_Activity_:
Below are some entries. Count the lines where "structured" appears and state only that number.

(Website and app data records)
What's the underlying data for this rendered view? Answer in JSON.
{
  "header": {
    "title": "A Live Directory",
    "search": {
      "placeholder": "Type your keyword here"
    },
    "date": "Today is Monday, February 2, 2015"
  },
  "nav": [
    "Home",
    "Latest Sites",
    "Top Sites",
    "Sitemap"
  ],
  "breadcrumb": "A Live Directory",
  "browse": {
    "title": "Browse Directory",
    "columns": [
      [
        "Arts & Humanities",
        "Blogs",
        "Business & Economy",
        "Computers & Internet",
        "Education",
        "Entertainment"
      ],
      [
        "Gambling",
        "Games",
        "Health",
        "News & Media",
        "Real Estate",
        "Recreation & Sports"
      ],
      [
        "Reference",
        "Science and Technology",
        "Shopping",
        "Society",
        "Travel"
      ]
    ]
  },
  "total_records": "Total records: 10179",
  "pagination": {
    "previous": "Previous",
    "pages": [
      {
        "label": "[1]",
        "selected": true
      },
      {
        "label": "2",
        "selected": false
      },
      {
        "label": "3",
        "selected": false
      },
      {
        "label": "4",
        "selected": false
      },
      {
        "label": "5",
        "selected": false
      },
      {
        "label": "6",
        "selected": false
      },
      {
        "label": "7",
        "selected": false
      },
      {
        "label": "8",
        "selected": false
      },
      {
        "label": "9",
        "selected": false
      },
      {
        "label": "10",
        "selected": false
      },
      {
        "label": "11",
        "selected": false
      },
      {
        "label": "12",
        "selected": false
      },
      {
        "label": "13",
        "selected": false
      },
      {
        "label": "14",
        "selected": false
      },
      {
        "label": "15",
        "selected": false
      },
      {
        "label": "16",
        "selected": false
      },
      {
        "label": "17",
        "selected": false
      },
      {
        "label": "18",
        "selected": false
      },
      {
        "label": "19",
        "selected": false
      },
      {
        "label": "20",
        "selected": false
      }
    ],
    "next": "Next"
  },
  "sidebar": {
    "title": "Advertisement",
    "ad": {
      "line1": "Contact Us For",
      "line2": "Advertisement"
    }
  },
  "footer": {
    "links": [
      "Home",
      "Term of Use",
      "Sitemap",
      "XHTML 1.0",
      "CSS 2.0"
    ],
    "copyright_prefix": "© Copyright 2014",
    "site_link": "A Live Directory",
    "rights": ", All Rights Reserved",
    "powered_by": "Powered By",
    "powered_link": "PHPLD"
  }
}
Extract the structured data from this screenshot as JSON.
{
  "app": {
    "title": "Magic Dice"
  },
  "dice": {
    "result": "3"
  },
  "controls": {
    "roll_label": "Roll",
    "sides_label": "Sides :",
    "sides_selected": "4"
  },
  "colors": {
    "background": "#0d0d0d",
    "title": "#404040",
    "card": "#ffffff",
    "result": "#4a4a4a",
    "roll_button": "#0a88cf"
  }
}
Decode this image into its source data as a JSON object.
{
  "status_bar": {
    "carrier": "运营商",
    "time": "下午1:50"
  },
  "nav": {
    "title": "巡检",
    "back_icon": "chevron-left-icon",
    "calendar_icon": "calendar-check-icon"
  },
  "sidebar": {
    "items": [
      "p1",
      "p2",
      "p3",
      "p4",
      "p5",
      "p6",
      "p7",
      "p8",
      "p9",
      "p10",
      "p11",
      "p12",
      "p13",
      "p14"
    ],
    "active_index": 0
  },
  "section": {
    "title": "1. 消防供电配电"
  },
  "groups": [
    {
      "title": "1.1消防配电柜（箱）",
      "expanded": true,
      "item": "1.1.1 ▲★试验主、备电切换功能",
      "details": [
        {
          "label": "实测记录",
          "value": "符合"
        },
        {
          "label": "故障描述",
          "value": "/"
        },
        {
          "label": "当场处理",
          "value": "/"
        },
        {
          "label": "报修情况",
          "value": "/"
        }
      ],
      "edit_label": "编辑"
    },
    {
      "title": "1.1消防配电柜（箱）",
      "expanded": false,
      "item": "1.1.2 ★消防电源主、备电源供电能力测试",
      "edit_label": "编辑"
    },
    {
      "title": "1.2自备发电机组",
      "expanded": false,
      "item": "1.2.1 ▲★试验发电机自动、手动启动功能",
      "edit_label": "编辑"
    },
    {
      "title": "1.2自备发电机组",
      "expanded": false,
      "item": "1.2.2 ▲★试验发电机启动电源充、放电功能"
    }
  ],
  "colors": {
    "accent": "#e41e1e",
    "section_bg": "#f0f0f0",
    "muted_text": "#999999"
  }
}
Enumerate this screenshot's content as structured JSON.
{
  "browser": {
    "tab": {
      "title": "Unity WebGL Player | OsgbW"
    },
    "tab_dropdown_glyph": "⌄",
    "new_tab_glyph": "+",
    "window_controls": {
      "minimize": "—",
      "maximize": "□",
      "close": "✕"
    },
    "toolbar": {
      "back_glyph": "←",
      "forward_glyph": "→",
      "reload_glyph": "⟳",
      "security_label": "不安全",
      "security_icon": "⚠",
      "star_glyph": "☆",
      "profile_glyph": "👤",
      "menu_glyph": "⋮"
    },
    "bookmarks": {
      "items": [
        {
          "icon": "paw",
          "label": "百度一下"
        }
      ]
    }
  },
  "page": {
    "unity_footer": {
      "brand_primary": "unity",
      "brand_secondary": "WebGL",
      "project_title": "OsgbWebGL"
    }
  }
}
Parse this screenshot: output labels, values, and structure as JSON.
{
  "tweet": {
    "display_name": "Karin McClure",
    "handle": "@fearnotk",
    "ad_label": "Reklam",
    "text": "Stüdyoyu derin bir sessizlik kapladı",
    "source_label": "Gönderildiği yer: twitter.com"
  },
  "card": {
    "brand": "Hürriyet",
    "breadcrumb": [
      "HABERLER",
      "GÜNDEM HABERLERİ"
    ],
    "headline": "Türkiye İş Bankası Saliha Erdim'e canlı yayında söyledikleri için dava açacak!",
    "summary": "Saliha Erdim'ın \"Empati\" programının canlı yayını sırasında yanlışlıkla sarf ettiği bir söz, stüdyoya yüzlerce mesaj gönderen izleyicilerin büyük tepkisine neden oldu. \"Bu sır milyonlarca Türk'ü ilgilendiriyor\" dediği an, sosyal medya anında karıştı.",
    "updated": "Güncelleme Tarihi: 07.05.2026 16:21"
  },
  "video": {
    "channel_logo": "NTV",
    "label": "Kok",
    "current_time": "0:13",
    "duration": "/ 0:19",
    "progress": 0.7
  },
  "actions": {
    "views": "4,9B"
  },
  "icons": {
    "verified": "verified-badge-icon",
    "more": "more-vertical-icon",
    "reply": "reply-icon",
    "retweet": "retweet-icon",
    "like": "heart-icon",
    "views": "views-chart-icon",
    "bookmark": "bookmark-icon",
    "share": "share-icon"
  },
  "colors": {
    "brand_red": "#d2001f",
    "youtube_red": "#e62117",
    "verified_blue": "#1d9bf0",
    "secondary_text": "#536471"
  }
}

_Answer to this problem_:
2